  • Explain the concept of Pod Security Policies (PSPs) in OpenShift and how they enhance security.Answer: Pod Security Policies (PSPs) in OpenShift define a set of security constraints that must be met for pods to be admitted to the cluster. PSPs enforce security measures, such as limiting privileged access, controlling host namespace usage, and restricting container capabilities. By defining and applying PSPs, administrators can ensure that pods adhere to security best practices, mitigating potential security risks and enforcing a secure runtime environment.
  • What are the best practices for securing container images in OpenShift?Answer: To secure container images in OpenShift, consider the following best practices:
    • Use trusted base images from reputable sources.
    • Regularly update and patch base images and application dependencies.
    • Scan container images for vulnerabilities using OpenShift’s image security scanning feature or third-party tools.
    • Implement image signing and verification to ensure the integrity and authenticity of images.
    • Follow container security best practices, such as running containers as non-root users, using read-only file systems, and implementing least privilege principles.
  • How does OpenShift handle secure communication between components within the cluster?Answer: OpenShift ensures secure communication between cluster components through several mechanisms:
    • TLS (Transport Layer Security) encryption: OpenShift uses TLS to encrypt communication between components, including API requests, internal cluster communication, and inter-node communication.
    • Certificate management: OpenShift manages X.509 certificates for secure communication and authentication between components and users.
    • Service mesh integration: OpenShift can integrate with service mesh technologies like Istio to enhance secure communication and observability between microservices within the cluster.

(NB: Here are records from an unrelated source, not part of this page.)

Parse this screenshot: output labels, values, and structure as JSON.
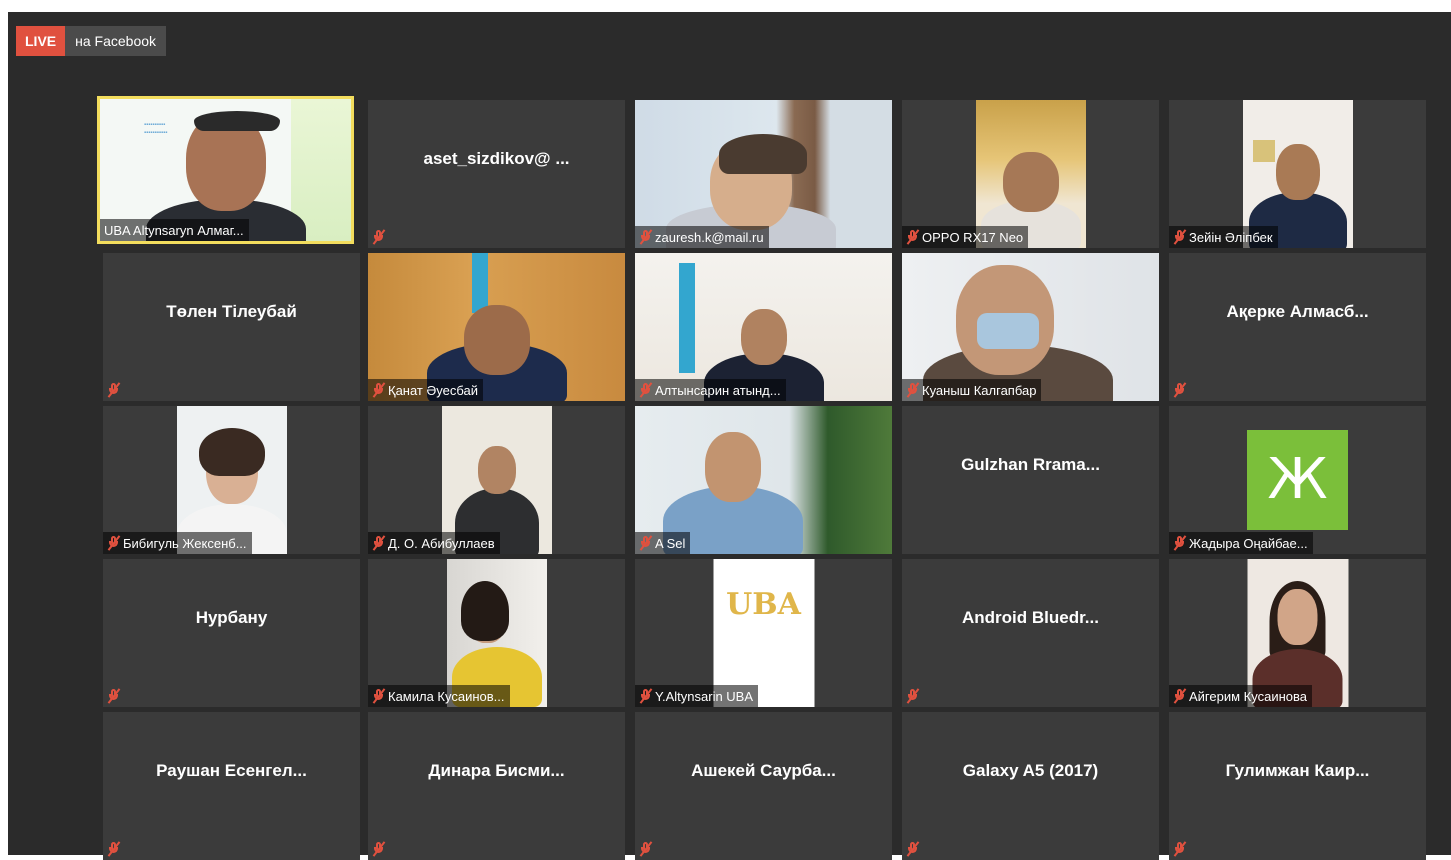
{
  "broadcast": {
    "live": "LIVE",
    "platform": "на Facebook"
  },
  "colors": {
    "active_border": "#f3dd5d",
    "muted_icon": "#e0513f",
    "avatar_bg": "#7bbf3a"
  },
  "participants": [
    {
      "center": "",
      "label": "UBA Altynsarуn Алмаг...",
      "video": true
    },
    {
      "center": "aset_sizdikov@ ...",
      "label": "",
      "video": false
    },
    {
      "center": "",
      "label": "zauresh.k@mail.ru",
      "video": true
    },
    {
      "center": "",
      "label": "OPPO RX17 Neo",
      "video": true
    },
    {
      "center": "",
      "label": "Зейін Әліпбек",
      "video": true
    },
    {
      "center": "Төлен Тілеубай",
      "label": "",
      "video": false
    },
    {
      "center": "",
      "label": "Қанат Әуесбай",
      "video": true
    },
    {
      "center": "",
      "label": "Алтынсарин атынд...",
      "video": true
    },
    {
      "center": "",
      "label": "Куаныш Калгапбар",
      "video": true
    },
    {
      "center": "Ақерке Алмасб...",
      "label": "",
      "video": false
    },
    {
      "center": "",
      "label": "Бибигуль Жексенб...",
      "video": true
    },
    {
      "center": "",
      "label": "Д. О. Абибуллаев",
      "video": true
    },
    {
      "center": "",
      "label": "A Sel",
      "video": true
    },
    {
      "center": "Gulzhan Rrama...",
      "label": "",
      "video": false
    },
    {
      "center": "",
      "label": "Жадыра Оңайбае...",
      "avatar": "Ж",
      "video": false
    },
    {
      "center": "Нурбану",
      "label": "",
      "video": false
    },
    {
      "center": "",
      "label": "Камила Кусаинов...",
      "video": true
    },
    {
      "center": "",
      "label": "Y.Altynsarin UBA",
      "logo": "UBA",
      "video": false
    },
    {
      "center": "Android Bluedr...",
      "label": "",
      "video": false
    },
    {
      "center": "",
      "label": "Айгерим Кусаинова",
      "video": true
    },
    {
      "center": "Раушан Есенгел...",
      "label": "",
      "video": false
    },
    {
      "center": "Динара Бисми...",
      "label": "",
      "video": false
    },
    {
      "center": "Ашекей Саурба...",
      "label": "",
      "video": false
    },
    {
      "center": "Galaxy A5 (2017)",
      "label": "",
      "video": false
    },
    {
      "center": "Гулимжан Каир...",
      "label": "",
      "video": false
    }
  ]
}
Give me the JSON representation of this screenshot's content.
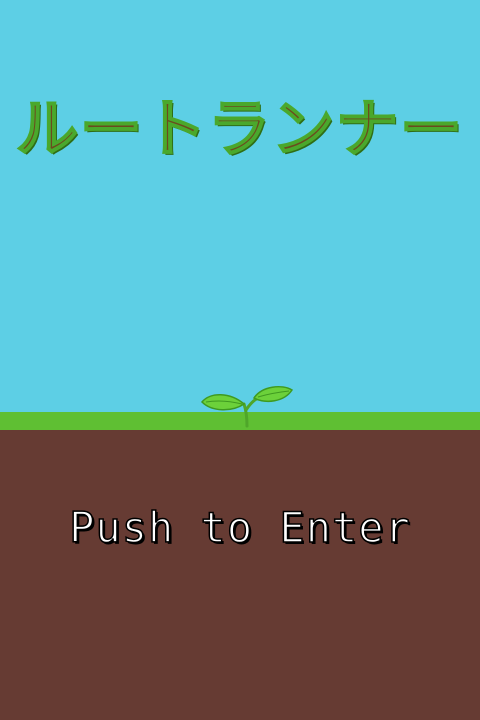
{
  "game": {
    "title": "ルートランナー",
    "prompt": "Push to Enter"
  },
  "colors": {
    "sky": "#5dcfe5",
    "grass": "#5fbf33",
    "soil": "#663b33",
    "title_fill": "#6b4a1e",
    "title_outline": "#4aa82c",
    "leaf": "#6cd13a"
  },
  "icons": {
    "sprout": "sprout-icon"
  }
}
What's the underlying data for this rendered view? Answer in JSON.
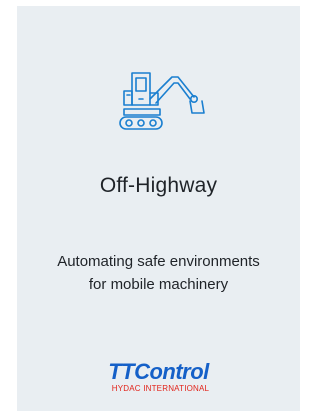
{
  "card": {
    "icon": "excavator-icon",
    "title": "Off-Highway",
    "description": "Automating safe environments for mobile machinery",
    "logo": {
      "brand": "TTControl",
      "subline": "HYDAC INTERNATIONAL"
    }
  },
  "colors": {
    "card_background": "#e9eef2",
    "icon_stroke": "#1a7fd0",
    "text": "#1f2328",
    "logo_blue": "#1560c8",
    "logo_red": "#e2231a"
  }
}
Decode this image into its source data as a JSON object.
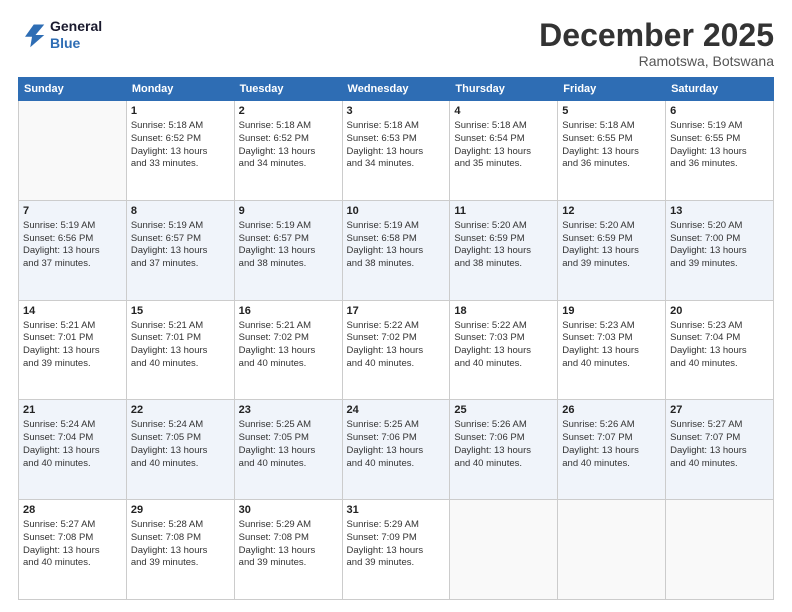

This article was a walk through some of the most common interview questions for Red Hat OpenShift. If you want a comprehensive OpenShift cheatsheet check this article: Openshift Cheatsheet for DevOps